I believe it is a good time to think together about holiness.
There are many beautiful lyrics and powerful sermons written by now-fallen Christian leaders who tarnish and discredit our evangelical family. I don’t need to name them here, but some have had connections to Gordon-Conwell or to many of our churches and denominations. They must be held accountable, and we must pray that they confess and seek reconciliation with Christ and the Church.
What has struck me about the many leaders who have fallen are three concerns that relate to theological education.

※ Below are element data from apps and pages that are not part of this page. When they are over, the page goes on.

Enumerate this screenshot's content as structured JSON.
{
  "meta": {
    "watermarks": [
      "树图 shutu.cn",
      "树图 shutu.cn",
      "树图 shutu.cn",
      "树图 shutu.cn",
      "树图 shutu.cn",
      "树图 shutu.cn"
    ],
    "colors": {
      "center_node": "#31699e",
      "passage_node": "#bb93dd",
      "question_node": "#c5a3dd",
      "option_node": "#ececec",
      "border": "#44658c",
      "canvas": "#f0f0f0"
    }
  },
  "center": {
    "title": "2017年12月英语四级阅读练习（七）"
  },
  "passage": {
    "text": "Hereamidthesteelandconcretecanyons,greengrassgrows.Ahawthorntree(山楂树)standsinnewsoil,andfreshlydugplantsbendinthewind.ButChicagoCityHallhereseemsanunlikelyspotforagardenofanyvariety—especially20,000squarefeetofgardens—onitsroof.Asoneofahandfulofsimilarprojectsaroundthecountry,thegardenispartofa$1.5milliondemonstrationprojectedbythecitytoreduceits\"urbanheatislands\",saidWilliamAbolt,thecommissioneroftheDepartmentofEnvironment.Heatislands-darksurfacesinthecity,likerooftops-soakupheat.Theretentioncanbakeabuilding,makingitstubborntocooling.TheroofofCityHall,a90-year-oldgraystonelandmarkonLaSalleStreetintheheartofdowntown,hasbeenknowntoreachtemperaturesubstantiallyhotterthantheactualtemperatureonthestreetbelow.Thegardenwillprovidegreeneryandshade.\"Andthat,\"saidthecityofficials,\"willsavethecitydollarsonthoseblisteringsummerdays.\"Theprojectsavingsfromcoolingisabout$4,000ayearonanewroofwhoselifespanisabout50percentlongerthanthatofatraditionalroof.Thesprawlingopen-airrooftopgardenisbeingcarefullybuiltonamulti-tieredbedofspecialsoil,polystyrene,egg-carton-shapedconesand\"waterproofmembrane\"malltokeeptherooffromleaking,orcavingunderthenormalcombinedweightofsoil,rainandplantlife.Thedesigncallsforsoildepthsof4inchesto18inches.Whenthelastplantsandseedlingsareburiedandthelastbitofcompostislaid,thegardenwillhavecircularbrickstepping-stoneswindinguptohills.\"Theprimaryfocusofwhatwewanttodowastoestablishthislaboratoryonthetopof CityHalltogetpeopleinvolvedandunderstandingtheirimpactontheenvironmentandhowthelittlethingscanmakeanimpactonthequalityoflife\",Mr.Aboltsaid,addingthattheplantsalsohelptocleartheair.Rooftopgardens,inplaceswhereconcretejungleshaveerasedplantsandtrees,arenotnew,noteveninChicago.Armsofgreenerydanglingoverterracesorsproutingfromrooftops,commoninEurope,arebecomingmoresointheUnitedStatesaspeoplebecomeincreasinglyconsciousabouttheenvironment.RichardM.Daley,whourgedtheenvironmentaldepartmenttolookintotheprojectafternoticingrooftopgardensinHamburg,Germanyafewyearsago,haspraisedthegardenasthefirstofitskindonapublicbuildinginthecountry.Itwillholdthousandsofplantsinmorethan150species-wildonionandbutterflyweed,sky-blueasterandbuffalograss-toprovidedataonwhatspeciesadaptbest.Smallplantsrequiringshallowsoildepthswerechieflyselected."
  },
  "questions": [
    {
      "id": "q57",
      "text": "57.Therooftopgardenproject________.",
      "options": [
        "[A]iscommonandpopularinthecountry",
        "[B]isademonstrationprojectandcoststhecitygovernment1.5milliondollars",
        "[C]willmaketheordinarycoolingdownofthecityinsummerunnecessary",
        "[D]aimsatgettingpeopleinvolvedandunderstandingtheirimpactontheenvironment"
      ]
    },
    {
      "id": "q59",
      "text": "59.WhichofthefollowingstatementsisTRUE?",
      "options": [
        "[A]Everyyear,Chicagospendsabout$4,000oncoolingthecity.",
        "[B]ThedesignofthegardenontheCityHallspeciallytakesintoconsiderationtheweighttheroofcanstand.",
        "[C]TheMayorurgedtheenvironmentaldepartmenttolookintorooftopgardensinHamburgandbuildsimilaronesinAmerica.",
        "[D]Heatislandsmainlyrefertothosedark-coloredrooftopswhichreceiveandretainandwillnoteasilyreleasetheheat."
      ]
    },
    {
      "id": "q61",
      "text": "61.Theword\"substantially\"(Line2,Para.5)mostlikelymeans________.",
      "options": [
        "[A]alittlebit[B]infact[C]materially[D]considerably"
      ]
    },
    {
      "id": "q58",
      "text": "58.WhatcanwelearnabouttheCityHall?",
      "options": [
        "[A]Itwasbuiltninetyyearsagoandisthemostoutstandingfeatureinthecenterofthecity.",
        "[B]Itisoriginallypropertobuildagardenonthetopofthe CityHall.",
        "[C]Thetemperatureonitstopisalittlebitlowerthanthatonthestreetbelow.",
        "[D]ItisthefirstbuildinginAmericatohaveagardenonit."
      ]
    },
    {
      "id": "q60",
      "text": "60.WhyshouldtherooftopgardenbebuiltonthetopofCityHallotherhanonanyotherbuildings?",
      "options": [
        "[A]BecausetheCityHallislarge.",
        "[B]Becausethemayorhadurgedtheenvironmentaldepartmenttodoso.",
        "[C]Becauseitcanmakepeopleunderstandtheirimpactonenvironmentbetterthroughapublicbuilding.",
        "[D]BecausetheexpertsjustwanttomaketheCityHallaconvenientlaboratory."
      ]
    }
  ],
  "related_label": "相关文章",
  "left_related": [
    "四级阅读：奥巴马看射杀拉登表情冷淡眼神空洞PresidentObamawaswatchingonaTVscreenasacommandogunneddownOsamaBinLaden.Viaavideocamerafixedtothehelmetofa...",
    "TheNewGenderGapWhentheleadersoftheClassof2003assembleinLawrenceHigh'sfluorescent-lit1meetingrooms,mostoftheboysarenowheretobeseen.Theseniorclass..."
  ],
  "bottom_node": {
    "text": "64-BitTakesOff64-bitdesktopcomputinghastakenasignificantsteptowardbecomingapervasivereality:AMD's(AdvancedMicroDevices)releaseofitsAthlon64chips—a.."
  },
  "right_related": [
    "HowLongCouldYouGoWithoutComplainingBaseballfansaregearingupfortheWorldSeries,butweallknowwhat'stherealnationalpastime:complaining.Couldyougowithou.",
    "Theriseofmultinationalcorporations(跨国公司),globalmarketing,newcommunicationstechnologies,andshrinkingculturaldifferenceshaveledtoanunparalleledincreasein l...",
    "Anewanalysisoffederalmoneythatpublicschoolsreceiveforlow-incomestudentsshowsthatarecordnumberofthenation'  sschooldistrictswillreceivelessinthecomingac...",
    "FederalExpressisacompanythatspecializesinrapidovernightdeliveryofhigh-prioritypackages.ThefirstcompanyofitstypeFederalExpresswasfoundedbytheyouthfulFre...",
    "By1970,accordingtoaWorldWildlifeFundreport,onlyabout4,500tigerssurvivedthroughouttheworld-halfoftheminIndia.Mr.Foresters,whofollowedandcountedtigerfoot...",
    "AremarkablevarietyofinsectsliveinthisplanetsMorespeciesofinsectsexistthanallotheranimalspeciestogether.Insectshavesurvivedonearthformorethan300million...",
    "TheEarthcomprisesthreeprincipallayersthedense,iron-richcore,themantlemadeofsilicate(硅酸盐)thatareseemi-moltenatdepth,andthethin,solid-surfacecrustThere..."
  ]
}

First, these moral failures are not new. We can see them in the lives of the Patriarchs, of King David and Moses, and we are warned in 1 Peter 5:8 to, “Be alert and of sober mind. Your enemy the devil prowls around like a roaring lion looking for someone to devour.” Our best ancient Christian scholars, bishops, priests, pastors, and writers have also warned us about this over and over again. I read from some of these early Church writers every morning in a collection called the Philokalia. Deeply scriptural on every page, they are so very much aware of the passions, pride (they call it self-esteem), and avarice (greed) that seek to take us away from God. Three great vices.
Much of the early Church writings were about the Christian or spiritual life. This spiritual life is grounded in grace and flourishes in faithfulness. However, it requires attention and spiritual disciplines that help us resist the sirens of the three tempters.
Secondly, I was reminded of how precious and undervalued is the life of humility in community. What I mean by this is that the Christian community that allows for humble confession and mutual support is beautiful and powerful. The temptations that would attempt to pull us down or pull us into their orbit lose their power in humiliation and Christian support. There is no other way. When we admit defeat and the need for grace, we can conquer what would bring us and our churches down. Confession is the normal Christian life.
The third thought that came to me is how we should think about these fallen Christians in regard to seminary education. We need to speak openly about these failures and admit that we need to be more intentional in the discipleship and formation of all of our students. We need to speak more openly and clearly about Christian virtues and the three great vices that would ruin our lives and our ministries. We need to be able to talk about how we resist avarice and materialism when we are constantly bombarded with the sirens of advertising and materialism. How do we control lust and passions (that would include both sex, food, and drink) when our culture teaches the exact opposite: “You are what you desire. Those desires are the real ‘you.’” And probably of greater importance today, we need to say “No” to the temptations of pride, self-importance, and narcissism.
There were two ways of fighting the fight for the good (the good fight) in the early church: alone or in community. Solitary monks were dedicated to victory by fighting the demons alone in the wilderness. But the majority fought the good fight in community, supporting one another and being available when a brother or sister fell. We believe we need one another and that is why on any campus, and even in networked education, we seek to develop humble Christian community.
Holiness is what we seek. Humility is the way. Faithful witness is the result.
Dr. Scott W. Sunquist, President of Gordon-Conwell Theological Seminary, is author of the “Attentiveness” blog. He welcomes comments, responses, and good ideas.